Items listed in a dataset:

[Start of Attachment]

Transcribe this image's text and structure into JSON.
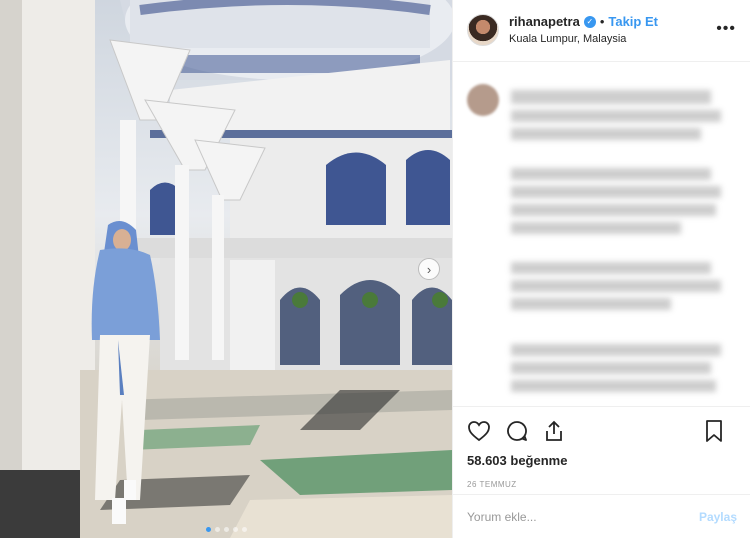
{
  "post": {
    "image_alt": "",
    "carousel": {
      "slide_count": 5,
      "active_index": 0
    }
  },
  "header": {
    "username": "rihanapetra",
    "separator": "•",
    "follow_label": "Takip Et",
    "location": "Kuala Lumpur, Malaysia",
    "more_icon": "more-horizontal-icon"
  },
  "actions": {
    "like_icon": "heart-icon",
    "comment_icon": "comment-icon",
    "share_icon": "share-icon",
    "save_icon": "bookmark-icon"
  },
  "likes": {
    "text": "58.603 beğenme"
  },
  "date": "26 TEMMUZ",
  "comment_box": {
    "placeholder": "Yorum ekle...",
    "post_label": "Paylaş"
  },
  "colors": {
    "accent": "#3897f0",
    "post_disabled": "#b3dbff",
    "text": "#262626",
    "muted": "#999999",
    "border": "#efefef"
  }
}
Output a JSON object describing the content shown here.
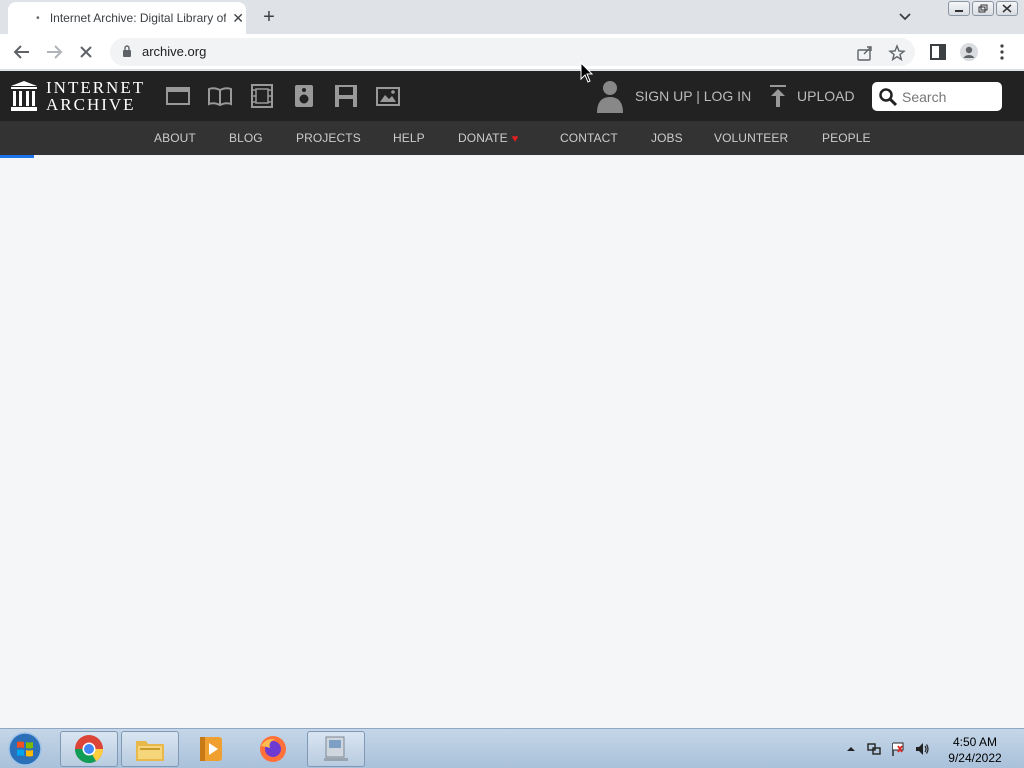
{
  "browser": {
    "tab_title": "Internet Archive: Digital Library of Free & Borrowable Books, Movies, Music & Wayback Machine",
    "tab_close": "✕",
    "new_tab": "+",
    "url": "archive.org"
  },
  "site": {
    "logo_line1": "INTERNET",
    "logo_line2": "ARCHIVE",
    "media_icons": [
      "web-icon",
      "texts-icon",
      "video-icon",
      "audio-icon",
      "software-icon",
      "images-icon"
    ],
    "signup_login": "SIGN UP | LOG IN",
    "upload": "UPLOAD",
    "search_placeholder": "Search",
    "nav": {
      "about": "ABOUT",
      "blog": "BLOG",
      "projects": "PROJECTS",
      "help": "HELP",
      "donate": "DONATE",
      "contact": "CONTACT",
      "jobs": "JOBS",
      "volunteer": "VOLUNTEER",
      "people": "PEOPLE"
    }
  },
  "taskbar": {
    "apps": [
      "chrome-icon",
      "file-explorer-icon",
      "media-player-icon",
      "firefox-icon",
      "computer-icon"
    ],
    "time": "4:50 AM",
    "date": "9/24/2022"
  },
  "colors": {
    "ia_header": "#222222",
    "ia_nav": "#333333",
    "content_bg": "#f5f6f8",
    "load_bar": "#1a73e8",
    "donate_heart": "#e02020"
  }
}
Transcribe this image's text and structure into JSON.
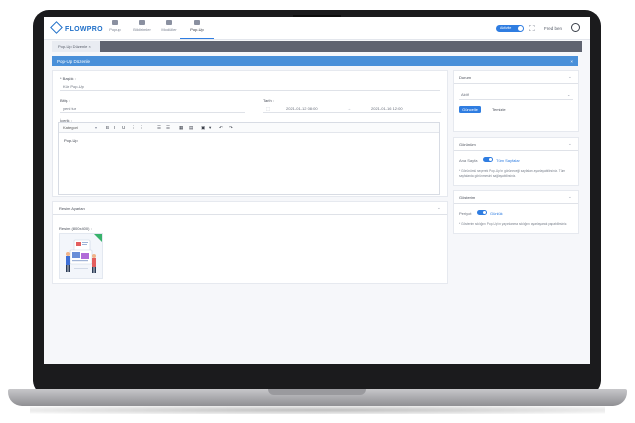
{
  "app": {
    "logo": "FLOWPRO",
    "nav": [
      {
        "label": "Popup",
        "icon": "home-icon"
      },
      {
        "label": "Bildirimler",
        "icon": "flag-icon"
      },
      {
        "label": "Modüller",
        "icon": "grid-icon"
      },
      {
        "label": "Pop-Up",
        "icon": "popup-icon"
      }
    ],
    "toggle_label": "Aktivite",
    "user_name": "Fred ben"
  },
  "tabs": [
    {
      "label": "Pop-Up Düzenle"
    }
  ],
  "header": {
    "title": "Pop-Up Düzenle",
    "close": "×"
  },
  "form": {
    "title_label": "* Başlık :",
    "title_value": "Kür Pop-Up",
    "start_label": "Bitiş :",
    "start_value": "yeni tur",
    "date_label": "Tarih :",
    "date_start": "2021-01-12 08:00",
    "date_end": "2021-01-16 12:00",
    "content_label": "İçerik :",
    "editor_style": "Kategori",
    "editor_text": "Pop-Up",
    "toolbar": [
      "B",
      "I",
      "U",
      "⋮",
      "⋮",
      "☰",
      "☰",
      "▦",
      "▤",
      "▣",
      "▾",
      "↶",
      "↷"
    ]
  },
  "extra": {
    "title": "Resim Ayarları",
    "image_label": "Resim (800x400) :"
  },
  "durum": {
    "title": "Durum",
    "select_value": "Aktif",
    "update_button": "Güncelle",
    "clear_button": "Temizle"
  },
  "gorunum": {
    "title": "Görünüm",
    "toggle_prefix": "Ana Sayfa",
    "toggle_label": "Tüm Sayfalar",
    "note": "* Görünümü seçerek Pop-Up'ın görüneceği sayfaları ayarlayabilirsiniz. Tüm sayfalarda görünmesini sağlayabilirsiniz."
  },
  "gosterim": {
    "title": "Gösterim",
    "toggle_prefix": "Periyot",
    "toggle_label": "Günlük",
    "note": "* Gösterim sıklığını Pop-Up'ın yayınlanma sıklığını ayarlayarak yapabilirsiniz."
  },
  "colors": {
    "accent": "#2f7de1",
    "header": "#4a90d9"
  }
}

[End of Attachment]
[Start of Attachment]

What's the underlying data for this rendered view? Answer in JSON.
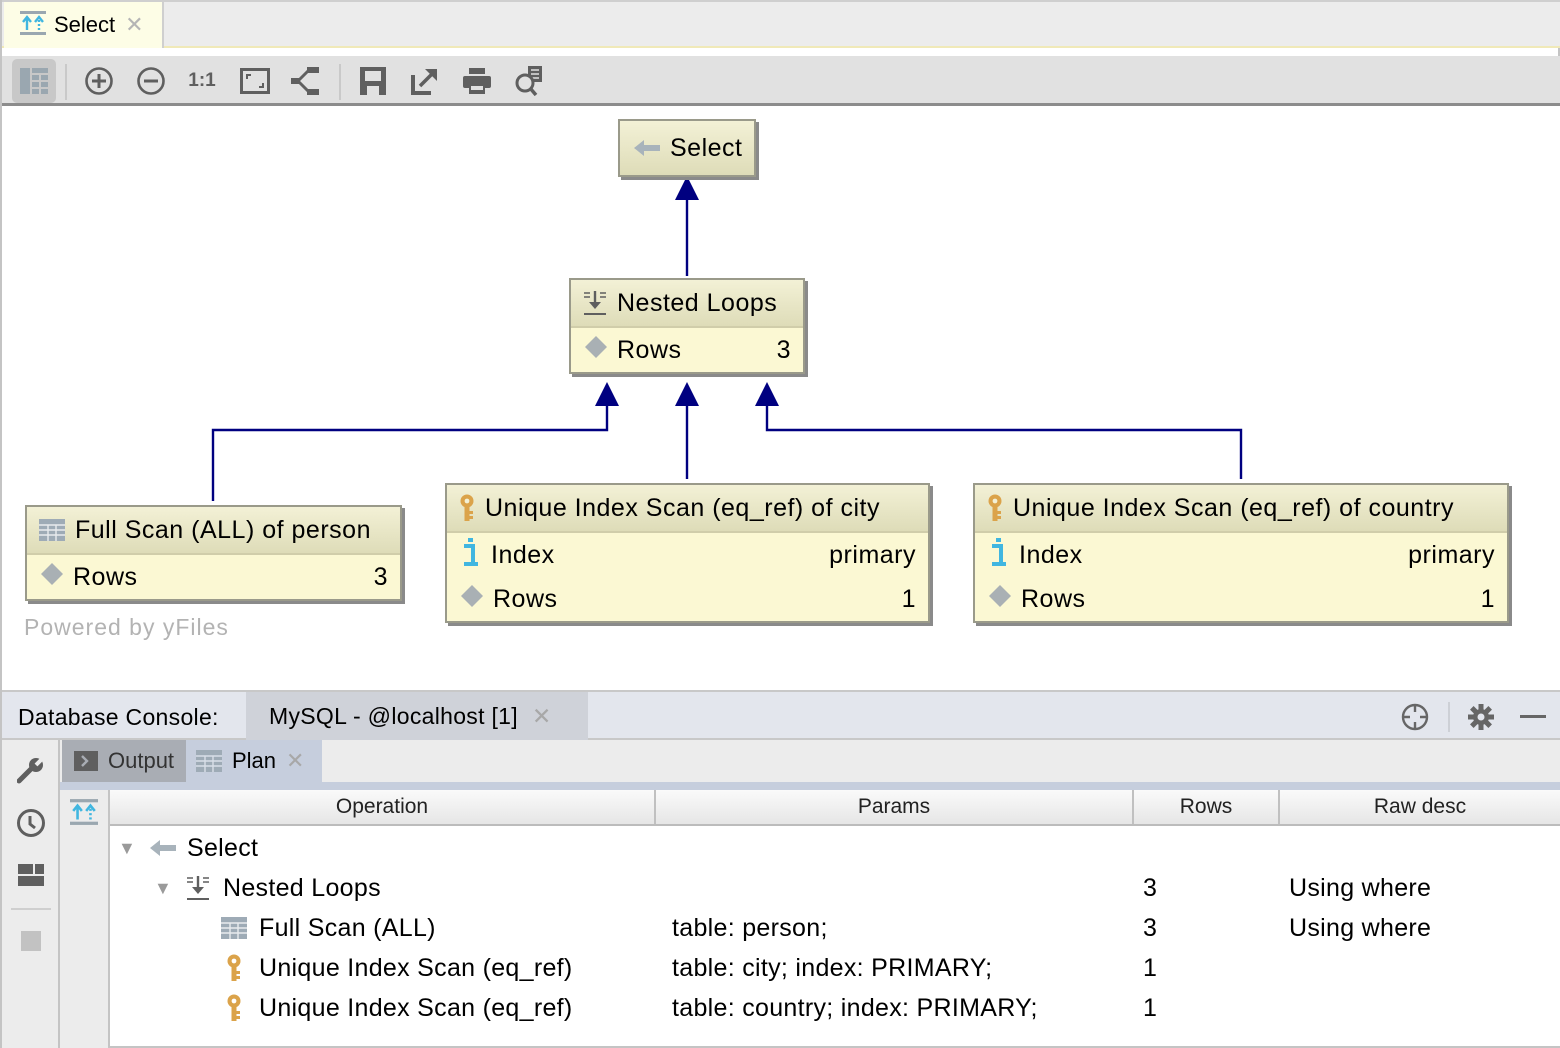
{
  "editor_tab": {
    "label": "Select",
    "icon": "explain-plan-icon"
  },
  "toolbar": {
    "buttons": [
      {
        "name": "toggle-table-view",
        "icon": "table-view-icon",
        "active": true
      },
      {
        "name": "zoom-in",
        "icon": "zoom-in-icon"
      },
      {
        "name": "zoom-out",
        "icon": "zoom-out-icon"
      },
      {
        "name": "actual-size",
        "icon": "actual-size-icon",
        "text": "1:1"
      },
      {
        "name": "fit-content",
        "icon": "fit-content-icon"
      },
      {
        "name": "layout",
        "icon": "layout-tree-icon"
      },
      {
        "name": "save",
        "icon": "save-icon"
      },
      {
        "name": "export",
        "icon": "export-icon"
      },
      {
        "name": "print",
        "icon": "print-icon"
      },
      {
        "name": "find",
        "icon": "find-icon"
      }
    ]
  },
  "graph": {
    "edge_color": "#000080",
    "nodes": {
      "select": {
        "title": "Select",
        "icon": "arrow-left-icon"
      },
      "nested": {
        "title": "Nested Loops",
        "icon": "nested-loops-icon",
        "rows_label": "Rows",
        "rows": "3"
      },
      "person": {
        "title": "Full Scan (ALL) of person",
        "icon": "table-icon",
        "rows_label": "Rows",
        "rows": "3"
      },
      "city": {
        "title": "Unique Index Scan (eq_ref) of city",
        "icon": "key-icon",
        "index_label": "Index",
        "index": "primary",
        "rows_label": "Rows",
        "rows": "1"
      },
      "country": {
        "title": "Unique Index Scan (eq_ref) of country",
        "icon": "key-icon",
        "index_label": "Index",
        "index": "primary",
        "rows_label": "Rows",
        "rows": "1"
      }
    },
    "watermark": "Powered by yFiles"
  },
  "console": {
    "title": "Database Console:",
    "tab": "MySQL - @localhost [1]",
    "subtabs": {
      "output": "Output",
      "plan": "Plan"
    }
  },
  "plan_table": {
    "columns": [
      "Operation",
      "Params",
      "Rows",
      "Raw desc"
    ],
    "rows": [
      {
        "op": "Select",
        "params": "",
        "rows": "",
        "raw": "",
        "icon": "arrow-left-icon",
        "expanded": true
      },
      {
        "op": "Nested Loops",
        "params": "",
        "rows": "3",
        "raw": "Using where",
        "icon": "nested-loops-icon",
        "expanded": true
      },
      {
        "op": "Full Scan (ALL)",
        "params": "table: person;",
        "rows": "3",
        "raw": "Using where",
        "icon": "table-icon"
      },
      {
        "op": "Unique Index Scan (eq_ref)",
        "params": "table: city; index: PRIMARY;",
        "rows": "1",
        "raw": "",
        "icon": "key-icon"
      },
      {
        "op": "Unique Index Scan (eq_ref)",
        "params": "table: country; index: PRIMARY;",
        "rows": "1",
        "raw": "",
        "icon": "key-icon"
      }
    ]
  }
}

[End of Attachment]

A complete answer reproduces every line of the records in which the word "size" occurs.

- EXERCISE ANSWER:
        "name": "actual-size",
        "icon": "actual-size-icon",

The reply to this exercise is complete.